Types of Holsters for Concealed Carry
After you make the decision to concealed carry, your next step is finding the perfect way to do it. There are several types of holsters for concealed carry, and this guide outlines them all.
Here are the most common types of concealed carry holsters we’ll cover:
- Shoulder holsters
- Inside the waistband, or IWB, holsters
- Pocket holsters
- Ankle holsters
Safety Hack: Most experts say you should never concealed carry without a holster. A quality concealed gun holster keeps your gun secure and positioned exactly where you expect it to be, and it prevents anything from getting in the trigger well and discharging the firearm.
Holster Terminology You Should Know
If you’re looking for the best concealed carry holster, especially if this is your first time buying one, start by getting familiar with these terms:
- Appendix carry. Appendix carry refers to carrying your gun in front of your body, to the side of your belly button (near your appendix).
- Cant. The cant is the angle at which the gun sits, measured in degrees.
- Cross-draw. A cross-draw holster is one you wear on your support side. Meaning, you have to cross over your body to draw it.
- Printing. Printing is the term that describes the outline a gun can make when you’re trying to carry concealed (and failing).
- Rake. Rake is another term for the gun’s angle in the holster, also measured in degrees.
- Retention. Retention is the level at which the holster secures the gun. You’ll see Level I, Level II and Level III – the higher level of retention, the harder it is to release the gun from its holster. (Most CCW holsters are Level 1 for quick release in an emergency.)
- Ride. Ride is where the holster attaches to your belt, relative to the trigger.
- Small of the back. Small-of-the-back or SOB holsters attach at your spine or just to the side of it.
- Strong side. Your strong side is your dominant side. If you’re a right-handed firer, your right side is your strong side.
- Support side. Also called your weak side, your support side is the opposite of your strong side. If you’re a right-handed firer, your left side is your support side.
A shoulder holster lets you carry your firearm on your side, beneath your armpit. These types of holsters usually carry a spare magazine on the opposite side of the gun, and you can easily conceal them under a jacket or coat. You can also buy a V-neck holster shirt or sleeveless holster shirt that lets you carry concealed in a casual or off-duty environment.
Inside the Waistband Holsters
An inside the waistband holster – commonly called an IWB holster – clips to your belt. The gun’s grip rides above your waistband, while the rest of the gun stays concealed in your pants. A good example of an IWB holster is the ThumbDrive® Holster for Glock 17 and 22 models.
An inside-the-pocket holster is typically a holster pouch that has adjustable locking straps. Pocket holsters are designed for small guns, and their primary purpose is to cover the trigger and keep your gun from printing.

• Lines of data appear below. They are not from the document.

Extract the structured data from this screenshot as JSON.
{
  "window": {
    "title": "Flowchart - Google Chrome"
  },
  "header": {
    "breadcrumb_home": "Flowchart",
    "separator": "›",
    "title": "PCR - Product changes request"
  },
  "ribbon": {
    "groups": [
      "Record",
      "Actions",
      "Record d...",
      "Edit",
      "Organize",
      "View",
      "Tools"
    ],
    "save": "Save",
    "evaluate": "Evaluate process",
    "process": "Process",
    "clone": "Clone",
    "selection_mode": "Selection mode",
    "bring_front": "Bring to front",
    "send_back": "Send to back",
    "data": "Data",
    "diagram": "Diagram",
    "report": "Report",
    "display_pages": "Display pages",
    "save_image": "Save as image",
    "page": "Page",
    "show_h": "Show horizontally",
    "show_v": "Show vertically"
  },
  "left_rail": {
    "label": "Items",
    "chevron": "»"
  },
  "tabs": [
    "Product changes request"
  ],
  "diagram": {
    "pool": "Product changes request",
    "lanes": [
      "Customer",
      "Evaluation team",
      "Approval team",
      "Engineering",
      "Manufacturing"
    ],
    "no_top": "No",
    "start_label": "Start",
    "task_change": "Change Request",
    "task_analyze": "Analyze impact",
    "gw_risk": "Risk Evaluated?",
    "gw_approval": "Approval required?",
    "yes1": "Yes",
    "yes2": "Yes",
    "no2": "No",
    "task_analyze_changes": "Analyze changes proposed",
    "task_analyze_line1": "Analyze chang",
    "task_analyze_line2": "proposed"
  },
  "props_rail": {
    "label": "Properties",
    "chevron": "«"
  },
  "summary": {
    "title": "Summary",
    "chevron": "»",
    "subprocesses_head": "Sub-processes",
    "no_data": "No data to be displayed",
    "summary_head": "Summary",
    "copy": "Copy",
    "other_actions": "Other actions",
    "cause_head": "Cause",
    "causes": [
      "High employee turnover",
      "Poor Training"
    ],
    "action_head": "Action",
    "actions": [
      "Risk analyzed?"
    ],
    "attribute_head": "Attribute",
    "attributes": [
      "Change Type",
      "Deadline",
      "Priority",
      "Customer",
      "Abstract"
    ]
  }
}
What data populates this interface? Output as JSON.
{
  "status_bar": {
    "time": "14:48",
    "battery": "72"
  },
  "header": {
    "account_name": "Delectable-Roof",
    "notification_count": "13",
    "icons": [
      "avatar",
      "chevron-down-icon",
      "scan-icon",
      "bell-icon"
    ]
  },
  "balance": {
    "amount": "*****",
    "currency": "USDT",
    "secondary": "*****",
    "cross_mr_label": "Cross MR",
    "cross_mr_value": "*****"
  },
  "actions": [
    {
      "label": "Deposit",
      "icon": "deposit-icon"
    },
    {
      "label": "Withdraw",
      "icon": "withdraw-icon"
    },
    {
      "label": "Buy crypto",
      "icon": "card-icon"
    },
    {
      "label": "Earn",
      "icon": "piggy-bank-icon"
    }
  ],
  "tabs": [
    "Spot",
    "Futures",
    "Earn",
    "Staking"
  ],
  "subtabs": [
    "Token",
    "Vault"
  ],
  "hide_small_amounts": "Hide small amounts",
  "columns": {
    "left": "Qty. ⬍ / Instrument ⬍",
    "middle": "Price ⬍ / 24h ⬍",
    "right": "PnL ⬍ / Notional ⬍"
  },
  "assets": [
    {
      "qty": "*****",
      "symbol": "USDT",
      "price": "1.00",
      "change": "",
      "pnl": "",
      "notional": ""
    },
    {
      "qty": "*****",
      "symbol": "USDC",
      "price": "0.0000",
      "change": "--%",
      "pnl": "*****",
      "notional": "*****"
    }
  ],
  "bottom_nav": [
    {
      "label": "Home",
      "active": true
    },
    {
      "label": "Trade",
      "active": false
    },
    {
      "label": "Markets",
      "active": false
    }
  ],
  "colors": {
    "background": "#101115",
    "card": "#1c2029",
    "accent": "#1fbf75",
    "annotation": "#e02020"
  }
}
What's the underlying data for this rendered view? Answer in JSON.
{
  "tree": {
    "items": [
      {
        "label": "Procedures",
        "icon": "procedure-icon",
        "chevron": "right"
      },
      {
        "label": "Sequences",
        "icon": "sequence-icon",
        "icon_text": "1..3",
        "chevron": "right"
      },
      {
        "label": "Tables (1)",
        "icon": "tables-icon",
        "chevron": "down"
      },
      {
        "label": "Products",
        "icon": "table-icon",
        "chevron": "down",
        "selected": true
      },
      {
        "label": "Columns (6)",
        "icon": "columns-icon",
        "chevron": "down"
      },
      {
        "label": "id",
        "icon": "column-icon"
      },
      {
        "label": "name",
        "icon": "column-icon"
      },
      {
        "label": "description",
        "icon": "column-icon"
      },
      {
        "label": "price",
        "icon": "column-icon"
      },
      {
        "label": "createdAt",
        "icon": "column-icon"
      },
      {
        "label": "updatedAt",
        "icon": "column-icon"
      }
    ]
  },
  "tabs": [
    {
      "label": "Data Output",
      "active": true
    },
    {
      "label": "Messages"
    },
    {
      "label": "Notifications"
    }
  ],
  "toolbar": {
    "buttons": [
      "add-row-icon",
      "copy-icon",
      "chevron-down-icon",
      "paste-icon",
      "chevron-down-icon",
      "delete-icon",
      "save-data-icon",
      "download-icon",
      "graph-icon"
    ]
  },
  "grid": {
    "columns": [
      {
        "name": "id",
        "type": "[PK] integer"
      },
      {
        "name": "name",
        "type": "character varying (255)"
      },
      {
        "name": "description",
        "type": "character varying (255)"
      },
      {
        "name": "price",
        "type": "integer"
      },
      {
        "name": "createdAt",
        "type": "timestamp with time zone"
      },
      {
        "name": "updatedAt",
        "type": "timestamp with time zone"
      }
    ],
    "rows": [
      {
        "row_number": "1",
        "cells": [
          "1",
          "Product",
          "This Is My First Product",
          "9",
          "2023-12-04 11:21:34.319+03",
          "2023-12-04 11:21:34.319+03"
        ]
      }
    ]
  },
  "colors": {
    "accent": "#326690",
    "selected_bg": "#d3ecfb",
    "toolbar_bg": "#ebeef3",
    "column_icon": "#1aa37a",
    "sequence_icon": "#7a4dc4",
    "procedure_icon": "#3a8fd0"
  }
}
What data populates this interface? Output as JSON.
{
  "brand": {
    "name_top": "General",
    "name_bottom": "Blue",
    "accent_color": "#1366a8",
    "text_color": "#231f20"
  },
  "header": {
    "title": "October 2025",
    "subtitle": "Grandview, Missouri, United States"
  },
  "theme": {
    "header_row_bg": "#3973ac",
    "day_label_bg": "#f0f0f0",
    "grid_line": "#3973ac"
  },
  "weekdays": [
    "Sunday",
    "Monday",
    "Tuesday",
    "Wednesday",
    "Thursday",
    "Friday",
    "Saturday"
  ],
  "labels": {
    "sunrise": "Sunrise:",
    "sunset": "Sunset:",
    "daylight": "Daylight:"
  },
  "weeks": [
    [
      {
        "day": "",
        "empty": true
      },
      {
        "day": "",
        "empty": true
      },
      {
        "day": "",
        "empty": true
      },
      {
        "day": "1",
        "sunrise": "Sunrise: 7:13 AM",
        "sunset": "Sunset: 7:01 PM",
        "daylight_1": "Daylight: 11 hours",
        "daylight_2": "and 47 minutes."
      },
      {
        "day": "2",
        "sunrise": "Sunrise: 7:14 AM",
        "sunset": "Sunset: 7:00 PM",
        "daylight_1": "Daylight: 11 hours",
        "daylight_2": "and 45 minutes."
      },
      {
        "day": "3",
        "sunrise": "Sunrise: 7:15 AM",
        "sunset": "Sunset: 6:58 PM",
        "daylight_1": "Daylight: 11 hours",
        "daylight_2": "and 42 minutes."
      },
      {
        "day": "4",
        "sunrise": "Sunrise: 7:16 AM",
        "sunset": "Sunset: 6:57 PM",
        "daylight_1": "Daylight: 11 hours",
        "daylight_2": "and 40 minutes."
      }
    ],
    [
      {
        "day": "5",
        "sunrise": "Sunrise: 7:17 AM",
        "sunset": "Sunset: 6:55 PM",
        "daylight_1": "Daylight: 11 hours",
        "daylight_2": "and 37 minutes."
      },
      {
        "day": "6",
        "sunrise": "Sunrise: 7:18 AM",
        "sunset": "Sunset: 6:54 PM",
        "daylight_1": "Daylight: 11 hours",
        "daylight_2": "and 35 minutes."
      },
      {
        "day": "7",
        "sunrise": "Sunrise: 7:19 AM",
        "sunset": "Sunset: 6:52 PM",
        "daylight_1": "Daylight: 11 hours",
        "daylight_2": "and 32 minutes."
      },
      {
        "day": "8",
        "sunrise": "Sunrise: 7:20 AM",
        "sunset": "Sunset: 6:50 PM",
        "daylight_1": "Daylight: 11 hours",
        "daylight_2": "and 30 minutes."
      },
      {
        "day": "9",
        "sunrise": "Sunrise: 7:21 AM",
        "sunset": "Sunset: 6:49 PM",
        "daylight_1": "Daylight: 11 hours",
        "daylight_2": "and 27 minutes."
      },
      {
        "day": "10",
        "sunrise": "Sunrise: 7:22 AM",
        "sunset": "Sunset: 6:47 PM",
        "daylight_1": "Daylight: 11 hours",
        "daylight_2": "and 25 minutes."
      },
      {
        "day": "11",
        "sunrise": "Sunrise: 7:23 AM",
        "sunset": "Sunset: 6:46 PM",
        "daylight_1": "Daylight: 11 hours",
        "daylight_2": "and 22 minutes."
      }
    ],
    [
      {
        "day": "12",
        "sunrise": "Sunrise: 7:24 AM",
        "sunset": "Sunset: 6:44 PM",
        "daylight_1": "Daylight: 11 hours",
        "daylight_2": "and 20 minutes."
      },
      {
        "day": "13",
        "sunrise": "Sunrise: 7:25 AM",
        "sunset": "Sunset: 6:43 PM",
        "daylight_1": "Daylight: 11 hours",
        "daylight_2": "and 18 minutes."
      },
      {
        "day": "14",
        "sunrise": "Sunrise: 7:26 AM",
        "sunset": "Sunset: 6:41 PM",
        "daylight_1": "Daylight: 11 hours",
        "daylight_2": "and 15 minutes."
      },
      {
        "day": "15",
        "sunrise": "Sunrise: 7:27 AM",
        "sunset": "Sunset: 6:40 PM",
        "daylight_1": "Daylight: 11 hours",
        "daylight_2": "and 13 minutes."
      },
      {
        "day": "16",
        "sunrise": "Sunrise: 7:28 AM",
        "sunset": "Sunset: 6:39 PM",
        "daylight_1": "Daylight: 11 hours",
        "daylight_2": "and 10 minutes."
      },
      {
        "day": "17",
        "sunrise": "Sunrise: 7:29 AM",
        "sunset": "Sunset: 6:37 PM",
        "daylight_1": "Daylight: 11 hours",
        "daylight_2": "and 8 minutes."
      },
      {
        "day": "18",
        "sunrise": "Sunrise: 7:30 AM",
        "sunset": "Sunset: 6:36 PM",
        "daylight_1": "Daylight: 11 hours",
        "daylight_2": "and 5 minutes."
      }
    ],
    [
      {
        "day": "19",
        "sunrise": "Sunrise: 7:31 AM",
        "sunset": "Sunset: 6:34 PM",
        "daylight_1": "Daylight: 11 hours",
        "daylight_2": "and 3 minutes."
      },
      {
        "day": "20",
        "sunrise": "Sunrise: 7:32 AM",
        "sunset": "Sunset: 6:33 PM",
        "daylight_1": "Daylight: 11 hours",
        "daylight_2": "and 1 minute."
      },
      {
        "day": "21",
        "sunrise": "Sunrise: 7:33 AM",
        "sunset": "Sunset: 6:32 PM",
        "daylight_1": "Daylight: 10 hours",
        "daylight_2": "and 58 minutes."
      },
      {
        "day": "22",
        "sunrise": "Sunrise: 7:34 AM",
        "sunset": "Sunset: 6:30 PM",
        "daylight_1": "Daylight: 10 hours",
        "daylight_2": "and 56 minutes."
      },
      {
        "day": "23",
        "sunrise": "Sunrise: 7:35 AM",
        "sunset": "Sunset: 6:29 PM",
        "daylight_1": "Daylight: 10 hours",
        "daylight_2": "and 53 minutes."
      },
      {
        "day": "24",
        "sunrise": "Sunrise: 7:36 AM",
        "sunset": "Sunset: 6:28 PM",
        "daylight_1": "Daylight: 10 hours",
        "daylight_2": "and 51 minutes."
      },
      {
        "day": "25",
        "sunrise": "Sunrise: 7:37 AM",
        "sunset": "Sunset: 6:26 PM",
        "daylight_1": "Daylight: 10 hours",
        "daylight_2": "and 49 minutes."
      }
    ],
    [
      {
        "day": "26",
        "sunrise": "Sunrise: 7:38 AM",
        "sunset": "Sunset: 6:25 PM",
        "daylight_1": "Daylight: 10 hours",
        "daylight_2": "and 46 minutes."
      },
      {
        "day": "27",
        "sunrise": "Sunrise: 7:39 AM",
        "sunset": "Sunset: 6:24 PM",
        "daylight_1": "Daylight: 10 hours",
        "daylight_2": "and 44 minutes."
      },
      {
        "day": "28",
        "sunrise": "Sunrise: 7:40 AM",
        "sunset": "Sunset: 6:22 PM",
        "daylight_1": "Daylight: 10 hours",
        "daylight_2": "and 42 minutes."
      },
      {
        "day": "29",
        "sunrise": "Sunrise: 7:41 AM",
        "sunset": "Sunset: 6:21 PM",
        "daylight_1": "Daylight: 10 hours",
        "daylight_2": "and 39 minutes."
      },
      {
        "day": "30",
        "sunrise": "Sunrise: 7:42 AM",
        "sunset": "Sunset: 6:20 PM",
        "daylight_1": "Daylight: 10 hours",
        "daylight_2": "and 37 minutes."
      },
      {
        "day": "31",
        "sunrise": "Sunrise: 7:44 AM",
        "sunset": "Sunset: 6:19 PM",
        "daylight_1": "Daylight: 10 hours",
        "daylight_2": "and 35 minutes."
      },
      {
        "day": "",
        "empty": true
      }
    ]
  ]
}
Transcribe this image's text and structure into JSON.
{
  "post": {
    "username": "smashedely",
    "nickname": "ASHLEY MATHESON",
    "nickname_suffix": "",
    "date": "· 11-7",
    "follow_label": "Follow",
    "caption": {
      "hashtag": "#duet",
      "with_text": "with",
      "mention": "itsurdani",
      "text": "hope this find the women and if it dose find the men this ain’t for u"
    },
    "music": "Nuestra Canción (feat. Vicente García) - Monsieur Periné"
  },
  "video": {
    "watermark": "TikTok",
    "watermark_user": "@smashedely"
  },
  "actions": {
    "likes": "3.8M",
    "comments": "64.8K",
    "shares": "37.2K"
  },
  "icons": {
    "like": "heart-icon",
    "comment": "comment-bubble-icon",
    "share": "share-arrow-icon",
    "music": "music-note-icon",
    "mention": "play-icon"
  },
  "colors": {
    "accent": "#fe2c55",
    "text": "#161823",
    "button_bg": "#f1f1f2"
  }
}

Ankle holsters wrap around your ankle with elastic or hook-and-loop fasteners. They can be tough to conceal if your pants are snug, and they can be difficult to reach in a sticky situation. It’s also tough to run safely when you’re wearing an ankle holster. Usually, an ankle holster is best used as a backup.
You have a range of concealed carry holster options and finding the right one is mostly about personal preference. Head over to your local 5.11 to test out a few and see what feels right. Whatever type of CCW holster you ultimately choose, it’s incredibly important to practice, practice, and then practice some more so you get comfortable wearing it and can be as effective as possible in an emergency.